The MPC also notes with unease the calendar-year decline in rhodium, iron ore, and platinum prices against the rise in oil. This has the effect of damaging South Africa’s key export revenue while deteriorating the terms of trade and current account. Vulnerability in SA may have further crept in via a failure to use improved commodity prices to drastically reduce economic imbalances, like imprudent public debt levels.
How aggressive will the hiking cycle be?
Although the MPC’s quarterly projection model suggests a rate hike at every meeting next year, Kganyago attempted to temper this suggestion by asserting that further increases in the repo rate will be “gradual” – presumably with a weak consumer in mind. It is likely that the MPC will not want to strictly follow the guidance of the model because it does not consider SA’s feeble credit demand. Our recent inflation print of 5% year-on-year has fallen well behind that of emerging and even developed markets, highlighting the weakness in our consumer demand and the absence of a money printing regime. The only way to meet both MPC objectives – anchoring inflation and being supportive of SA’s recovery – is to move gradually.
This narrative may not have been well received by foreign exchange traders who are keen to see a more hard line being taken, given the risks of emerging markets falling behind the curve should global central banks finally begin to raise dollar and euro interest rates. The rand’s depreciation during the MPC meeting was also a classic case of our currency being thrown out with the Turkish bathwater given the lira’s violent sell-off as their inflation flies to 19.9% year-on-year, while their central bank continues to inappropriately cut rates.
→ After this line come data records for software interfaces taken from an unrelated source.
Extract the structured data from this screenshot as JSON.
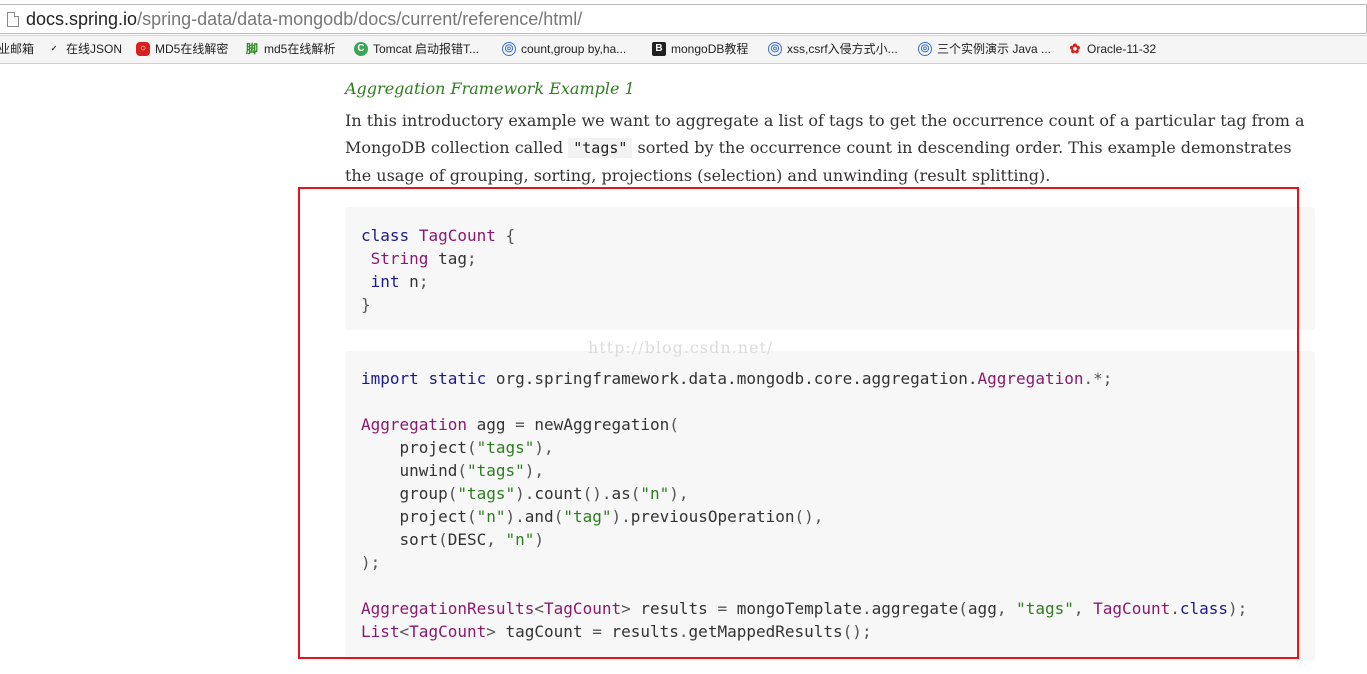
{
  "address_bar": {
    "host": "docs.spring.io",
    "path": "/spring-data/data-mongodb/docs/current/reference/html/"
  },
  "bookmarks": [
    {
      "label": "业邮箱",
      "icon": "none"
    },
    {
      "label": "在线JSON",
      "icon": "json-icon"
    },
    {
      "label": "MD5在线解密",
      "icon": "md5-icon"
    },
    {
      "label": "md5在线解析",
      "icon": "jiao-icon"
    },
    {
      "label": "Tomcat 启动报错T...",
      "icon": "c-icon"
    },
    {
      "label": "count,group by,ha...",
      "icon": "globe-icon"
    },
    {
      "label": "mongoDB教程",
      "icon": "b-icon"
    },
    {
      "label": "xss,csrf入侵方式小...",
      "icon": "globe-icon"
    },
    {
      "label": "三个实例演示 Java ...",
      "icon": "globe-icon"
    },
    {
      "label": "Oracle-11-32",
      "icon": "baidu-icon"
    }
  ],
  "article": {
    "example_title": "Aggregation Framework Example 1",
    "intro_before": "In this introductory example we want to aggregate a list of tags to get the occurrence count of a particular tag from a MongoDB collection called ",
    "intro_code": "\"tags\"",
    "intro_after": " sorted by the occurrence count in descending order. This example demonstrates the usage of grouping, sorting, projections (selection) and unwinding (result splitting)."
  },
  "watermark": "http://blog.csdn.net/",
  "code_block_1": [
    [
      {
        "t": "class",
        "c": "kw"
      },
      {
        "t": " ",
        "c": "pl"
      },
      {
        "t": "TagCount",
        "c": "ty"
      },
      {
        "t": " {",
        "c": "pn"
      }
    ],
    [
      {
        "t": " ",
        "c": "pl"
      },
      {
        "t": "String",
        "c": "ty"
      },
      {
        "t": " tag",
        "c": "pl"
      },
      {
        "t": ";",
        "c": "pn"
      }
    ],
    [
      {
        "t": " ",
        "c": "pl"
      },
      {
        "t": "int",
        "c": "kw"
      },
      {
        "t": " n",
        "c": "pl"
      },
      {
        "t": ";",
        "c": "pn"
      }
    ],
    [
      {
        "t": "}",
        "c": "pn"
      }
    ]
  ],
  "code_block_2": [
    [
      {
        "t": "import",
        "c": "kw"
      },
      {
        "t": " ",
        "c": "pl"
      },
      {
        "t": "static",
        "c": "kw"
      },
      {
        "t": " org.springframework.data.mongodb.core.aggregation.",
        "c": "pl"
      },
      {
        "t": "Aggregation",
        "c": "ty"
      },
      {
        "t": ".*;",
        "c": "pn"
      }
    ],
    [],
    [
      {
        "t": "Aggregation",
        "c": "ty"
      },
      {
        "t": " agg ",
        "c": "pl"
      },
      {
        "t": "=",
        "c": "pn"
      },
      {
        "t": " newAggregation",
        "c": "pl"
      },
      {
        "t": "(",
        "c": "pn"
      }
    ],
    [
      {
        "t": "    project",
        "c": "pl"
      },
      {
        "t": "(",
        "c": "pn"
      },
      {
        "t": "\"tags\"",
        "c": "str"
      },
      {
        "t": "),",
        "c": "pn"
      }
    ],
    [
      {
        "t": "    unwind",
        "c": "pl"
      },
      {
        "t": "(",
        "c": "pn"
      },
      {
        "t": "\"tags\"",
        "c": "str"
      },
      {
        "t": "),",
        "c": "pn"
      }
    ],
    [
      {
        "t": "    group",
        "c": "pl"
      },
      {
        "t": "(",
        "c": "pn"
      },
      {
        "t": "\"tags\"",
        "c": "str"
      },
      {
        "t": ").",
        "c": "pn"
      },
      {
        "t": "count",
        "c": "pl"
      },
      {
        "t": "().",
        "c": "pn"
      },
      {
        "t": "as",
        "c": "pl"
      },
      {
        "t": "(",
        "c": "pn"
      },
      {
        "t": "\"n\"",
        "c": "str"
      },
      {
        "t": "),",
        "c": "pn"
      }
    ],
    [
      {
        "t": "    project",
        "c": "pl"
      },
      {
        "t": "(",
        "c": "pn"
      },
      {
        "t": "\"n\"",
        "c": "str"
      },
      {
        "t": ").",
        "c": "pn"
      },
      {
        "t": "and",
        "c": "pl"
      },
      {
        "t": "(",
        "c": "pn"
      },
      {
        "t": "\"tag\"",
        "c": "str"
      },
      {
        "t": ").",
        "c": "pn"
      },
      {
        "t": "previousOperation",
        "c": "pl"
      },
      {
        "t": "(),",
        "c": "pn"
      }
    ],
    [
      {
        "t": "    sort",
        "c": "pl"
      },
      {
        "t": "(",
        "c": "pn"
      },
      {
        "t": "DESC",
        "c": "pl"
      },
      {
        "t": ", ",
        "c": "pn"
      },
      {
        "t": "\"n\"",
        "c": "str"
      },
      {
        "t": ")",
        "c": "pn"
      }
    ],
    [
      {
        "t": ");",
        "c": "pn"
      }
    ],
    [],
    [
      {
        "t": "AggregationResults",
        "c": "ty"
      },
      {
        "t": "<",
        "c": "pn"
      },
      {
        "t": "TagCount",
        "c": "ty"
      },
      {
        "t": ">",
        "c": "pn"
      },
      {
        "t": " results ",
        "c": "pl"
      },
      {
        "t": "=",
        "c": "pn"
      },
      {
        "t": " mongoTemplate",
        "c": "pl"
      },
      {
        "t": ".",
        "c": "pn"
      },
      {
        "t": "aggregate",
        "c": "pl"
      },
      {
        "t": "(",
        "c": "pn"
      },
      {
        "t": "agg",
        "c": "pl"
      },
      {
        "t": ", ",
        "c": "pn"
      },
      {
        "t": "\"tags\"",
        "c": "str"
      },
      {
        "t": ", ",
        "c": "pn"
      },
      {
        "t": "TagCount",
        "c": "ty"
      },
      {
        "t": ".",
        "c": "pn"
      },
      {
        "t": "class",
        "c": "kw"
      },
      {
        "t": ");",
        "c": "pn"
      }
    ],
    [
      {
        "t": "List",
        "c": "ty"
      },
      {
        "t": "<",
        "c": "pn"
      },
      {
        "t": "TagCount",
        "c": "ty"
      },
      {
        "t": ">",
        "c": "pn"
      },
      {
        "t": " tagCount ",
        "c": "pl"
      },
      {
        "t": "=",
        "c": "pn"
      },
      {
        "t": " results",
        "c": "pl"
      },
      {
        "t": ".",
        "c": "pn"
      },
      {
        "t": "getMappedResults",
        "c": "pl"
      },
      {
        "t": "();",
        "c": "pn"
      }
    ]
  ],
  "colors": {
    "keyword": "#1a1a8c",
    "type": "#8a1a6e",
    "string": "#2e7d1e",
    "highlight_border": "#e3151a",
    "code_background": "#f7f7f7"
  }
}
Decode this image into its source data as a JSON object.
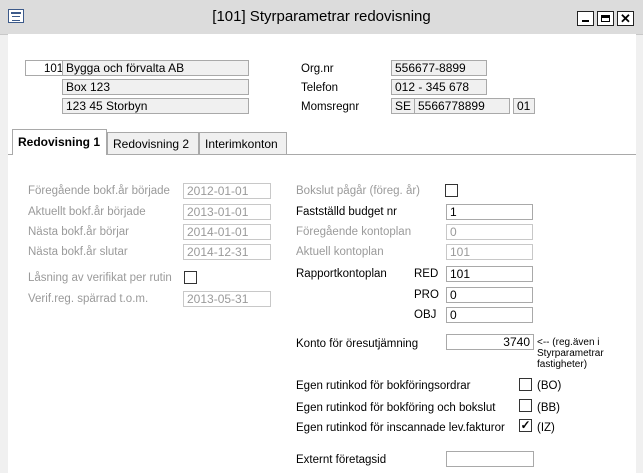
{
  "window": {
    "title": "[101]  Styrparametrar redovisning",
    "minimize_icon": "minimize-icon",
    "maximize_icon": "maximize-icon",
    "close_label": "✕"
  },
  "company": {
    "number": "101",
    "name": "Bygga och förvalta AB",
    "address": "Box 123",
    "postal": "123 45  Storbyn"
  },
  "org": {
    "orgnr_label": "Org.nr",
    "orgnr_value": "556677-8899",
    "phone_label": "Telefon",
    "phone_value": "012 - 345 678",
    "vat_label": "Momsregnr",
    "vat_country": "SE",
    "vat_number": "5566778899",
    "vat_suffix": "01"
  },
  "tabs": [
    {
      "label": "Redovisning 1"
    },
    {
      "label": "Redovisning 2"
    },
    {
      "label": "Interimkonton"
    }
  ],
  "left": {
    "prev_year_start_label": "Föregående bokf.år började",
    "prev_year_start": "2012-01-01",
    "cur_year_start_label": "Aktuellt bokf.år började",
    "cur_year_start": "2013-01-01",
    "next_year_start_label": "Nästa bokf.år börjar",
    "next_year_start": "2014-01-01",
    "next_year_end_label": "Nästa bokf.år slutar",
    "next_year_end": "2014-12-31",
    "lock_label": "Låsning av verifikat per rutin",
    "lock_checked": false,
    "locked_until_label": "Verif.reg. spärrad t.o.m.",
    "locked_until": "2013-05-31"
  },
  "right": {
    "closing_label": "Bokslut pågår (föreg. år)",
    "closing_checked": false,
    "budget_label": "Fastställd budget nr",
    "budget_value": "1",
    "prev_chart_label": "Föregående kontoplan",
    "prev_chart_value": "0",
    "cur_chart_label": "Aktuell kontoplan",
    "cur_chart_value": "101",
    "report_chart_label": "Rapportkontoplan",
    "red_label": "RED",
    "red_value": "101",
    "pro_label": "PRO",
    "pro_value": "0",
    "obj_label": "OBJ",
    "obj_value": "0",
    "rounding_label": "Konto för öresutjämning",
    "rounding_value": "3740",
    "rounding_note_1": "<-- (reg.även i",
    "rounding_note_2": "Styrparametrar",
    "rounding_note_3": "fastigheter)",
    "own_bo_label": "Egen rutinkod för bokföringsordrar",
    "own_bo_checked": false,
    "own_bo_code": "(BO)",
    "own_bb_label": "Egen rutinkod för bokföring och bokslut",
    "own_bb_checked": false,
    "own_bb_code": "(BB)",
    "own_iz_label": "Egen rutinkod för inscannade lev.fakturor",
    "own_iz_checked": true,
    "own_iz_code": "(IZ)",
    "external_id_label": "Externt företagsid",
    "external_id_value": ""
  }
}
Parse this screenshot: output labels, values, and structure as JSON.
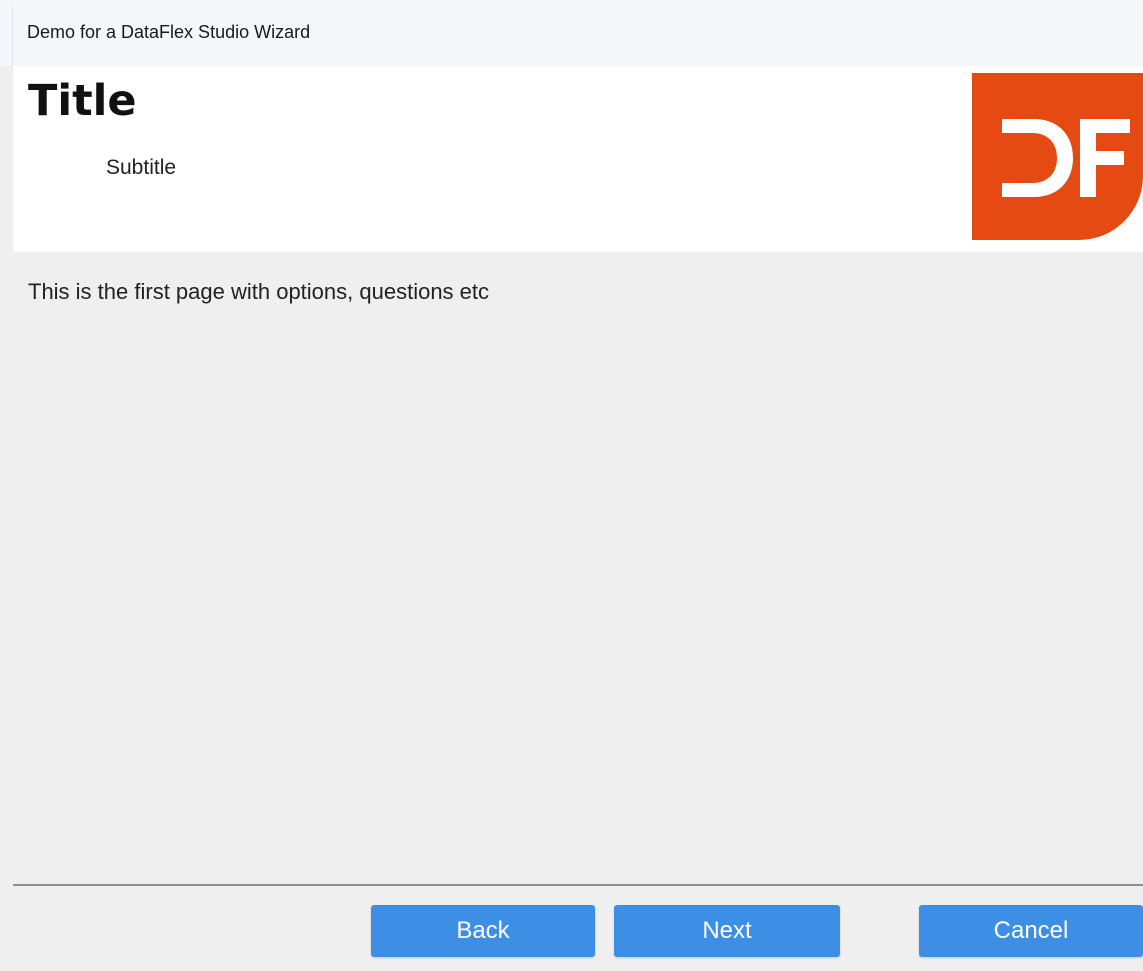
{
  "window": {
    "title": "Demo for a DataFlex Studio Wizard"
  },
  "header": {
    "title": "Title",
    "subtitle": "Subtitle",
    "logo_text": "DF",
    "logo_color": "#e44a11"
  },
  "content": {
    "text": "This is the first page with options, questions etc"
  },
  "footer": {
    "back_label": "Back",
    "next_label": "Next",
    "cancel_label": "Cancel",
    "button_color": "#3d8fe6"
  }
}
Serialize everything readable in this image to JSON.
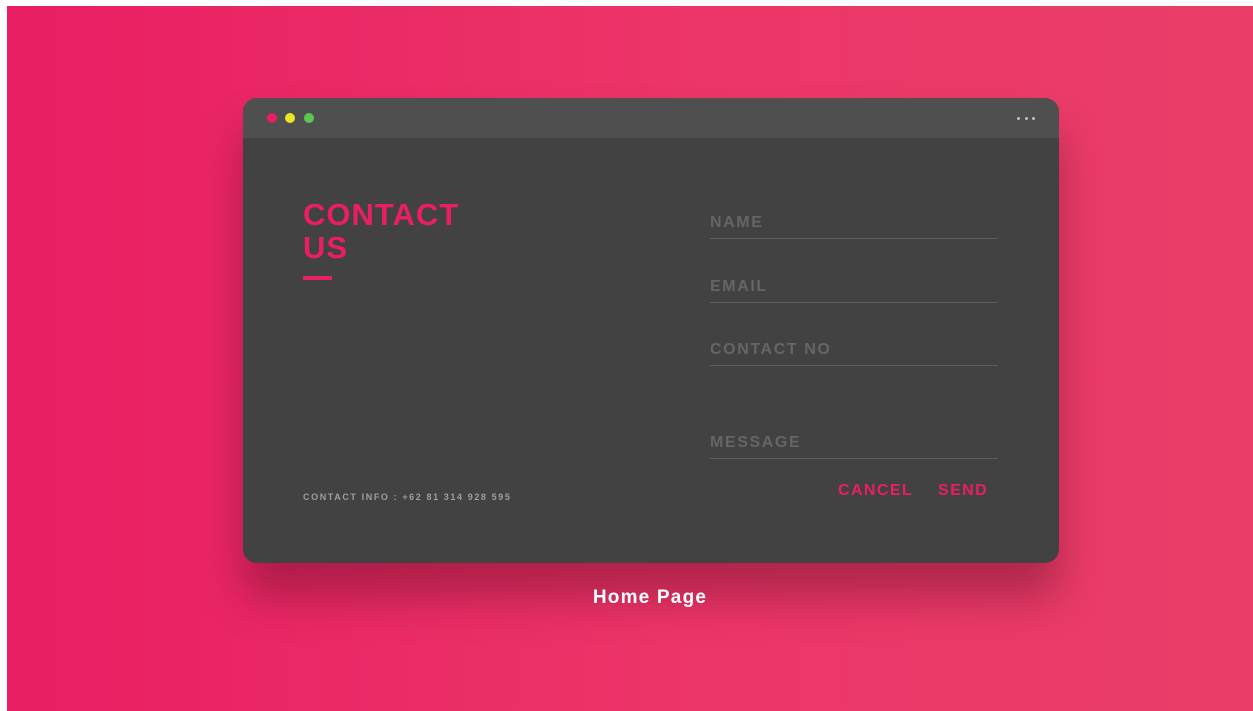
{
  "window": {
    "controls": [
      "close",
      "minimize",
      "maximize"
    ],
    "menu_icon": "more-horizontal-icon"
  },
  "contact": {
    "title_line1": "CONTACT",
    "title_line2": "US",
    "info": "CONTACT INFO : +62 81 314 928 595"
  },
  "form": {
    "name_placeholder": "NAME",
    "email_placeholder": "EMAIL",
    "phone_placeholder": "CONTACT NO",
    "message_placeholder": "MESSAGE",
    "cancel_label": "CANCEL",
    "send_label": "SEND"
  },
  "caption": "Home Page",
  "colors": {
    "accent": "#e91e63",
    "window_bg": "#424242",
    "titlebar_bg": "#4f4f4f",
    "dot_red": "#e91e63",
    "dot_yellow": "#e6e626",
    "dot_green": "#5cc84e"
  }
}
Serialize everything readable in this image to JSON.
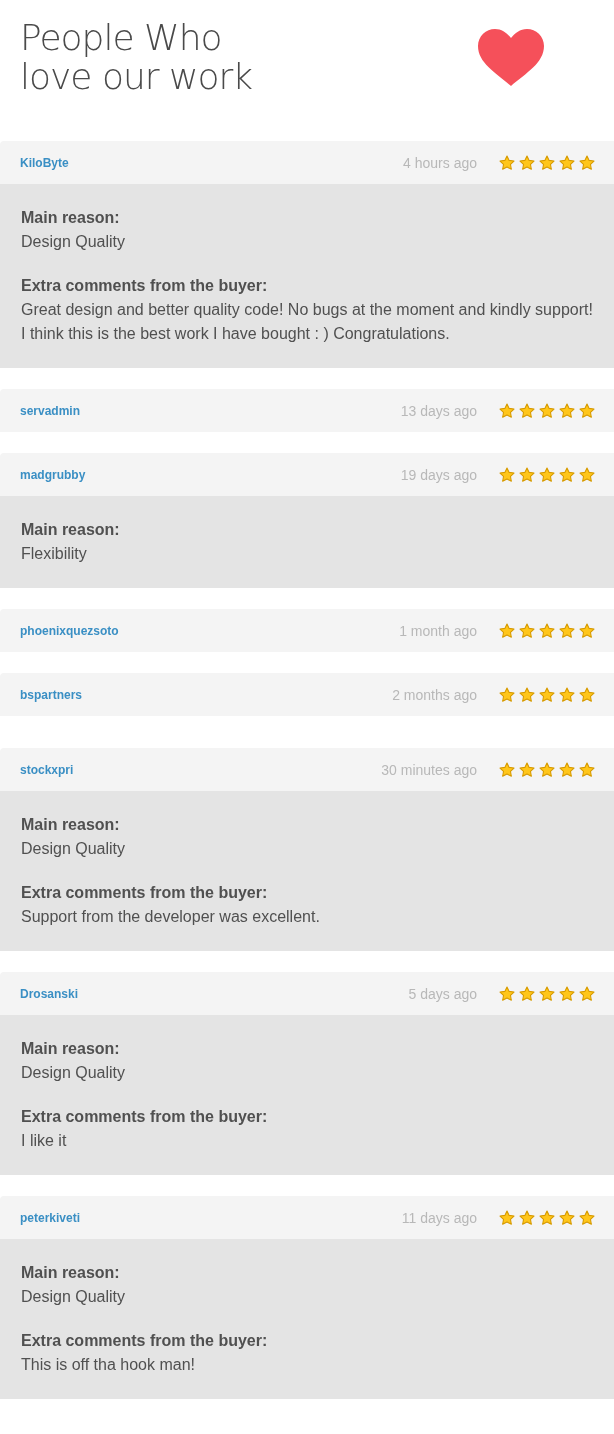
{
  "header": {
    "title_lines": [
      "People Who",
      "love our work"
    ]
  },
  "reviews": [
    {
      "user": "KiloByte",
      "time": "4 hours ago",
      "stars": 5,
      "reason_label": "Main reason:",
      "reason": "Design Quality",
      "comments_label": "Extra comments from the buyer:",
      "comments": "Great design and better quality code! No bugs at the moment and kindly support! I think this is the best work I have bought : ) Congratulations."
    },
    {
      "user": "servadmin",
      "time": "13 days ago",
      "stars": 5
    },
    {
      "user": "madgrubby",
      "time": "19 days ago",
      "stars": 5,
      "reason_label": "Main reason:",
      "reason": "Flexibility"
    },
    {
      "user": "phoenixquezsoto",
      "time": "1 month ago",
      "stars": 5
    },
    {
      "user": "bspartners",
      "time": "2 months ago",
      "stars": 5
    },
    {
      "user": "stockxpri",
      "time": "30 minutes ago",
      "stars": 5,
      "reason_label": "Main reason:",
      "reason": "Design Quality",
      "comments_label": "Extra comments from the buyer:",
      "comments": "Support from the developer was excellent."
    },
    {
      "user": "Drosanski",
      "time": "5 days ago",
      "stars": 5,
      "reason_label": "Main reason:",
      "reason": "Design Quality",
      "comments_label": "Extra comments from the buyer:",
      "comments": "I like it"
    },
    {
      "user": "peterkiveti",
      "time": "11 days ago",
      "stars": 5,
      "reason_label": "Main reason:",
      "reason": "Design Quality",
      "comments_label": "Extra comments from the buyer:",
      "comments": "This is off tha hook man!"
    }
  ]
}
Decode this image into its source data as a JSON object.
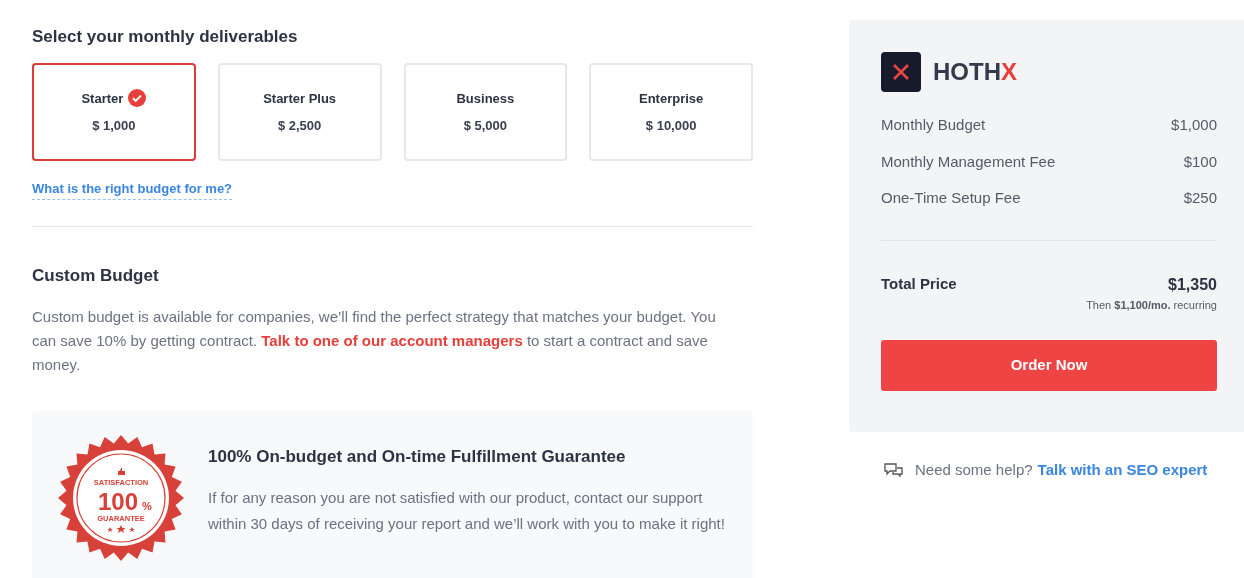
{
  "deliverables": {
    "heading": "Select your monthly deliverables",
    "plans": [
      {
        "name": "Starter",
        "price": "$ 1,000",
        "selected": true
      },
      {
        "name": "Starter Plus",
        "price": "$ 2,500",
        "selected": false
      },
      {
        "name": "Business",
        "price": "$ 5,000",
        "selected": false
      },
      {
        "name": "Enterprise",
        "price": "$ 10,000",
        "selected": false
      }
    ],
    "help_link": "What is the right budget for me?"
  },
  "custom_budget": {
    "heading": "Custom Budget",
    "text_before": "Custom budget is available for companies, we’ll find the perfect strategy that matches your budget. You can save 10% by getting contract.",
    "link": "Talk to one of our account managers",
    "text_after": "to start a contract and save money."
  },
  "guarantee": {
    "badge": {
      "top": "SATISFACTION",
      "big": "100",
      "percent": "%",
      "bottom": "GUARANTEE"
    },
    "title": "100% On-budget and On-time Fulfillment Guarantee",
    "text": "If for any reason you are not satisfied with our product, contact our support within 30 days of receiving your report and we’ll work with you to make it right!"
  },
  "summary": {
    "logo": {
      "text": "HOTH",
      "accent": "X"
    },
    "rows": [
      {
        "label": "Monthly Budget",
        "value": "$1,000"
      },
      {
        "label": "Monthly Management Fee",
        "value": "$100"
      },
      {
        "label": "One-Time Setup Fee",
        "value": "$250"
      }
    ],
    "total": {
      "label": "Total Price",
      "value": "$1,350",
      "note": "Then **$1,100/mo.** recurring"
    },
    "button": "Order Now"
  },
  "help": {
    "text": "Need some help?",
    "link": "Talk with an SEO expert"
  }
}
The quarterly projection model suggests that the SA repo rate should rise to 6.75% in 2024, which is still some time away. Will the actual path of interest rate normalisation be gradual or rapid? The MPC prefers the former, but they are, as ever, dependent on the data. This is the conundrum of monetary policy – to be forward-looking and data-dependent simultaneously. One cannot wait to see the whites of the eyes of inflation before making a move.